-- ACTIVITY --
The task calls for each line of the records below in which the word "Евгеньевич" appears.

(App and web page records)
———

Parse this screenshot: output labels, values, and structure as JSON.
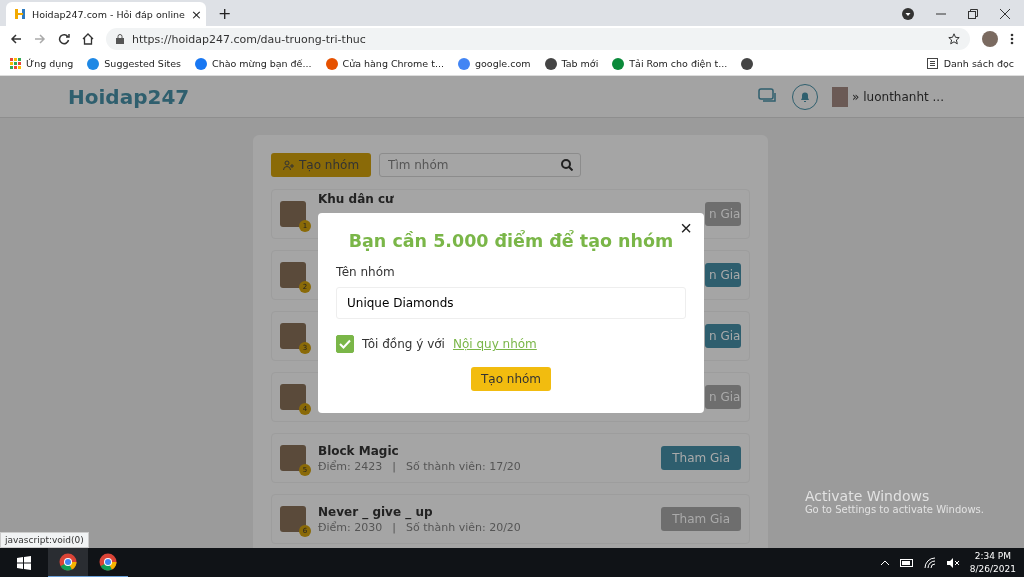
{
  "browser": {
    "tab_title": "Hoidap247.com - Hỏi đáp online",
    "close_tab": "×",
    "new_tab": "+",
    "url": "https://hoidap247.com/dau-truong-tri-thuc",
    "bookmarks": [
      "Ứng dụng",
      "Suggested Sites",
      "Chào mừng bạn đế...",
      "Cửa hàng Chrome t...",
      "google.com",
      "Tab mới",
      "Tải Rom cho điện t..."
    ],
    "reading_list": "Danh sách đọc"
  },
  "header": {
    "logo": "Hoidap247",
    "username_caret": "»",
    "username": "luonthanht ..."
  },
  "toolbar": {
    "create_button": "Tạo nhóm",
    "search_placeholder": "Tìm nhóm"
  },
  "groups": [
    {
      "badge": "1",
      "name": "Khu dân cư",
      "button": "n Gia",
      "available": false
    },
    {
      "badge": "2",
      "button": "n Gia",
      "available": true
    },
    {
      "badge": "3",
      "button": "n Gia",
      "available": true
    },
    {
      "badge": "4",
      "button": "n Gia",
      "available": false
    },
    {
      "badge": "5",
      "name": "Block Magic",
      "points": "Điểm: 2423",
      "separator": "|",
      "members": "Số thành viên: 17/20",
      "button": "Tham Gia",
      "available": true
    },
    {
      "badge": "6",
      "name": "Never _ give _ up",
      "points": "Điểm: 2030",
      "separator": "|",
      "members": "Số thành viên: 20/20",
      "button": "Tham Gia",
      "available": false
    }
  ],
  "dialog": {
    "close": "×",
    "title": "Bạn cần 5.000 điểm để tạo nhóm",
    "field_label": "Tên nhóm",
    "field_value": "Unique Diamonds",
    "agree_checked": true,
    "agree_text": "Tôi đồng ý với",
    "agree_link": "Nội quy nhóm",
    "submit": "Tạo nhóm"
  },
  "status_url": "javascript:void(0)",
  "activation": {
    "title": "Activate Windows",
    "subtitle": "Go to Settings to activate Windows."
  },
  "taskbar": {
    "time": "2:34 PM",
    "date": "8/26/2021"
  }
}
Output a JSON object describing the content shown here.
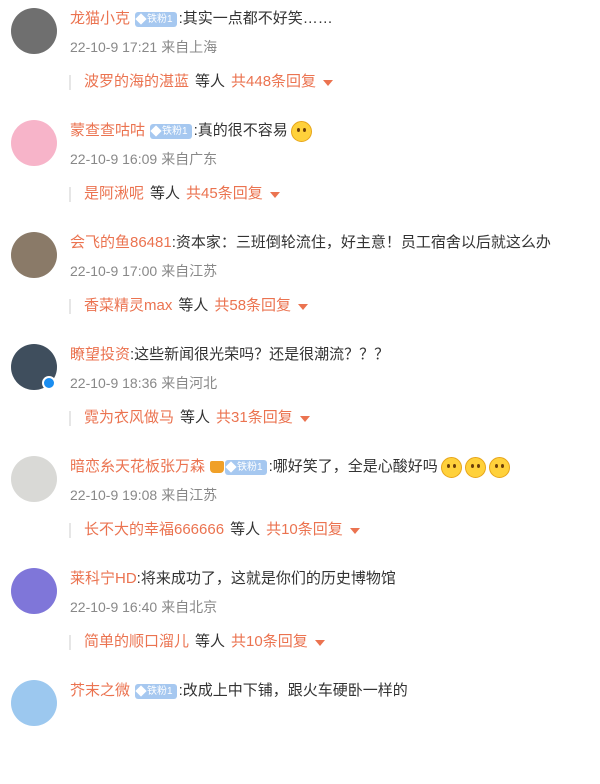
{
  "badges": {
    "iron_fan": "铁粉1"
  },
  "comments": [
    {
      "user": "龙猫小克",
      "has_badge": true,
      "text": ":其实一点都不好笑……",
      "time": "22-10-9 17:21",
      "location": "来自上海",
      "reply_user": "波罗的海的湛蓝",
      "reply_mid": "等人",
      "reply_count": "共448条回复",
      "avatar_color": "#6f6f6f"
    },
    {
      "user": "蒙查查咕咕",
      "has_badge": true,
      "text": ":真的很不容易",
      "emoji": [
        "crying-emoji"
      ],
      "time": "22-10-9 16:09",
      "location": "来自广东",
      "reply_user": "是阿湫呢",
      "reply_mid": "等人",
      "reply_count": "共45条回复",
      "avatar_color": "#f7b4c9"
    },
    {
      "user": "会飞的鱼86481",
      "has_badge": false,
      "text": ":资本家：三班倒轮流住，好主意！员工宿舍以后就这么办",
      "time": "22-10-9 17:00",
      "location": "来自江苏",
      "reply_user": "香菜精灵max",
      "reply_mid": "等人",
      "reply_count": "共58条回复",
      "avatar_color": "#8a7a68"
    },
    {
      "user": "瞭望投资",
      "has_badge": false,
      "verified": true,
      "text": ":这些新闻很光荣吗？还是很潮流？？？",
      "time": "22-10-9 18:36",
      "location": "来自河北",
      "reply_user": "霓为衣风做马",
      "reply_mid": "等人",
      "reply_count": "共31条回复",
      "avatar_color": "#3f4e5d"
    },
    {
      "user": "暗恋糸天花板张万森",
      "has_badge": true,
      "has_crown": true,
      "text": ":哪好笑了，全是心酸好吗",
      "emoji": [
        "smile-emoji",
        "smile-emoji",
        "smile-emoji"
      ],
      "time": "22-10-9 19:08",
      "location": "来自江苏",
      "reply_user": "长不大的幸福666666",
      "reply_mid": "等人",
      "reply_count": "共10条回复",
      "avatar_color": "#d9d9d6"
    },
    {
      "user": "莱科宁HD",
      "has_badge": false,
      "text": ":将来成功了，这就是你们的历史博物馆",
      "time": "22-10-9 16:40",
      "location": "来自北京",
      "reply_user": "简单的顺口溜儿",
      "reply_mid": "等人",
      "reply_count": "共10条回复",
      "avatar_color": "#7f76d9"
    },
    {
      "user": "芥末之微",
      "has_badge": true,
      "text": ":改成上中下铺，跟火车硬卧一样的",
      "avatar_color": "#9cc8ef"
    }
  ]
}
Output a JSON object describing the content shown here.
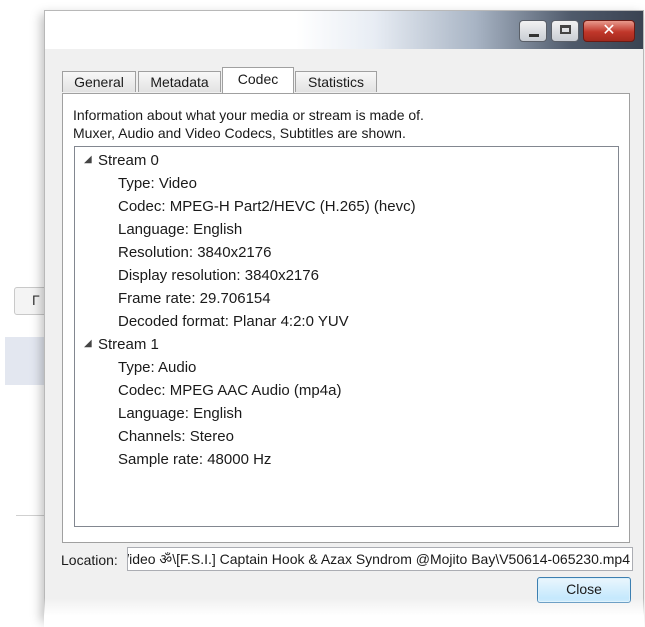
{
  "window": {
    "minimize_glyph": "",
    "close_glyph": "✕"
  },
  "background": {
    "button_label": "Г"
  },
  "tabs": [
    {
      "label": "General"
    },
    {
      "label": "Metadata"
    },
    {
      "label": "Codec"
    },
    {
      "label": "Statistics"
    }
  ],
  "active_tab": "Codec",
  "description": {
    "line1": "Information about what your media or stream is made of.",
    "line2": "Muxer, Audio and Video Codecs, Subtitles are shown."
  },
  "streams": [
    {
      "title": "Stream 0",
      "expander": "◢",
      "props": [
        "Type: Video",
        "Codec: MPEG-H Part2/HEVC (H.265) (hevc)",
        "Language: English",
        "Resolution: 3840x2176",
        "Display resolution: 3840x2176",
        "Frame rate: 29.706154",
        "Decoded format: Planar 4:2:0 YUV"
      ]
    },
    {
      "title": "Stream 1",
      "expander": "◢",
      "props": [
        "Type: Audio",
        "Codec: MPEG AAC Audio (mp4a)",
        "Language: English",
        "Channels: Stereo",
        "Sample rate: 48000 Hz"
      ]
    }
  ],
  "location": {
    "label": "Location:",
    "value": "/ideo ॐ\\[F.S.I.] Captain Hook & Azax Syndrom @Mojito Bay\\V50614-065230.mp4"
  },
  "close_button": "Close"
}
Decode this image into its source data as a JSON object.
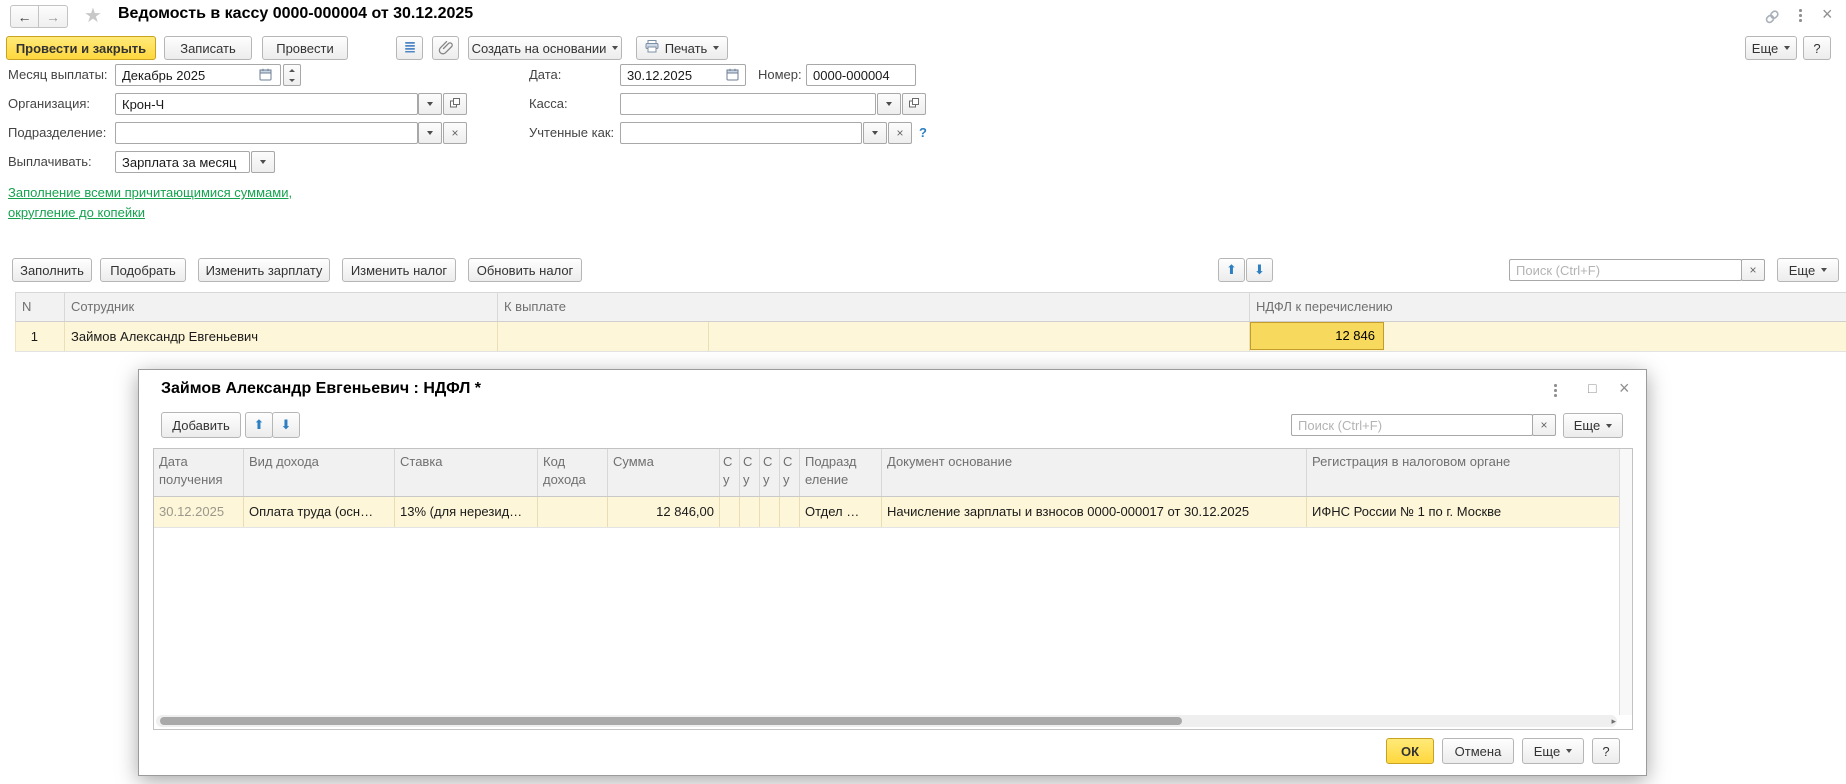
{
  "colors": {
    "accent_yellow": "#ffd73e",
    "row_highlight": "#fdf6d8",
    "selected_cell": "#f7d95e",
    "selected_cell_border": "#c49c2b",
    "link_green": "#16a24f",
    "arrow_blue": "#2e7fc2"
  },
  "icons": {
    "back": "←",
    "forward": "→",
    "star": "★",
    "close": "×",
    "maximize": "□",
    "up": "⬆",
    "down": "⬇",
    "clear": "×",
    "scroll_right": "▸"
  },
  "window": {
    "title": "Ведомость в кассу 0000-000004 от 30.12.2025"
  },
  "toolbar": {
    "post_and_close": "Провести и закрыть",
    "write": "Записать",
    "post": "Провести",
    "create_on_base": "Создать на основании",
    "print": "Печать",
    "more": "Еще",
    "help": "?"
  },
  "form": {
    "month_label": "Месяц выплаты:",
    "month_value": "Декабрь 2025",
    "org_label": "Организация:",
    "org_value": "Крон-Ч",
    "dept_label": "Подразделение:",
    "dept_value": "",
    "pay_label": "Выплачивать:",
    "pay_value": "Зарплата за месяц",
    "date_label": "Дата:",
    "date_value": "30.12.2025",
    "number_label": "Номер:",
    "number_value": "0000-000004",
    "cashbox_label": "Касса:",
    "cashbox_value": "",
    "accounted_label": "Учтенные как:",
    "accounted_value": "",
    "accounted_help": "?",
    "fill_link": "Заполнение всеми причитающимися суммами, округление до копейки"
  },
  "cmdbar": {
    "fill": "Заполнить",
    "pick": "Подобрать",
    "change_salary": "Изменить зарплату",
    "change_tax": "Изменить налог",
    "update_tax": "Обновить налог",
    "search_placeholder": "Поиск (Ctrl+F)",
    "more": "Еще"
  },
  "main_table": {
    "headers": [
      "N",
      "Сотрудник",
      "К выплате",
      "НДФЛ к перечислению"
    ],
    "row": {
      "num": "1",
      "employee": "Займов Александр Евгеньевич",
      "to_pay": "",
      "ndfl": "12 846"
    }
  },
  "modal": {
    "title": "Займов Александр Евгеньевич : НДФЛ *",
    "add": "Добавить",
    "search_placeholder": "Поиск (Ctrl+F)",
    "more": "Еще",
    "table": {
      "headers": [
        "Дата получения",
        "Вид дохода",
        "Ставка",
        "Код дохода",
        "Сумма",
        "С у",
        "С у",
        "С у",
        "С у",
        "Подразд еление",
        "Документ основание",
        "Регистрация в налоговом органе"
      ],
      "row": [
        "30.12.2025",
        "Оплата труда (осн…",
        "13% (для нерезид…",
        "",
        "12 846,00",
        "",
        "",
        "",
        "",
        "Отдел …",
        "Начисление зарплаты и взносов 0000-000017 от 30.12.2025",
        "ИФНС России № 1 по г. Москве"
      ]
    },
    "ok": "ОК",
    "cancel": "Отмена",
    "help": "?"
  }
}
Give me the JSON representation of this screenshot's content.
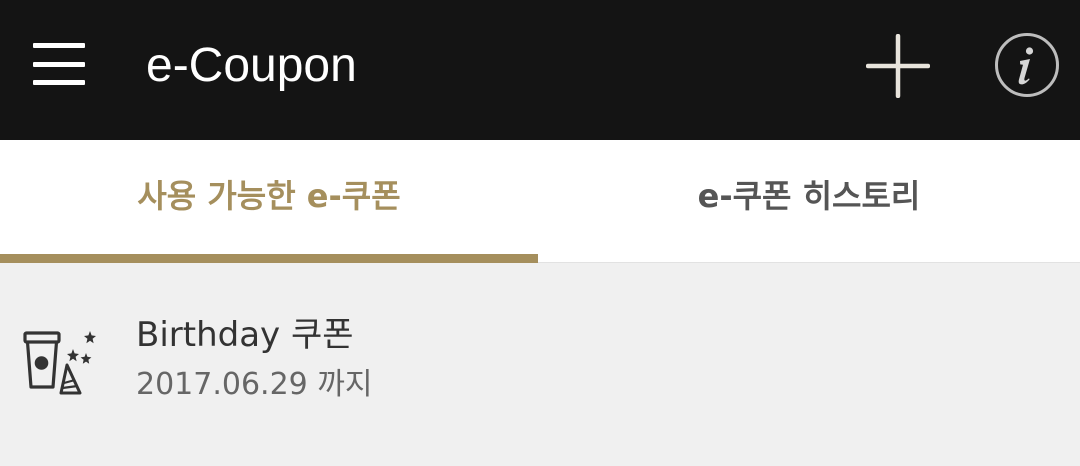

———

-- RESPONSE AREA --
      "employee": "Займов Александр Евгеньевич",
    "title": "Займов Александр Евгеньевич : НДФЛ *",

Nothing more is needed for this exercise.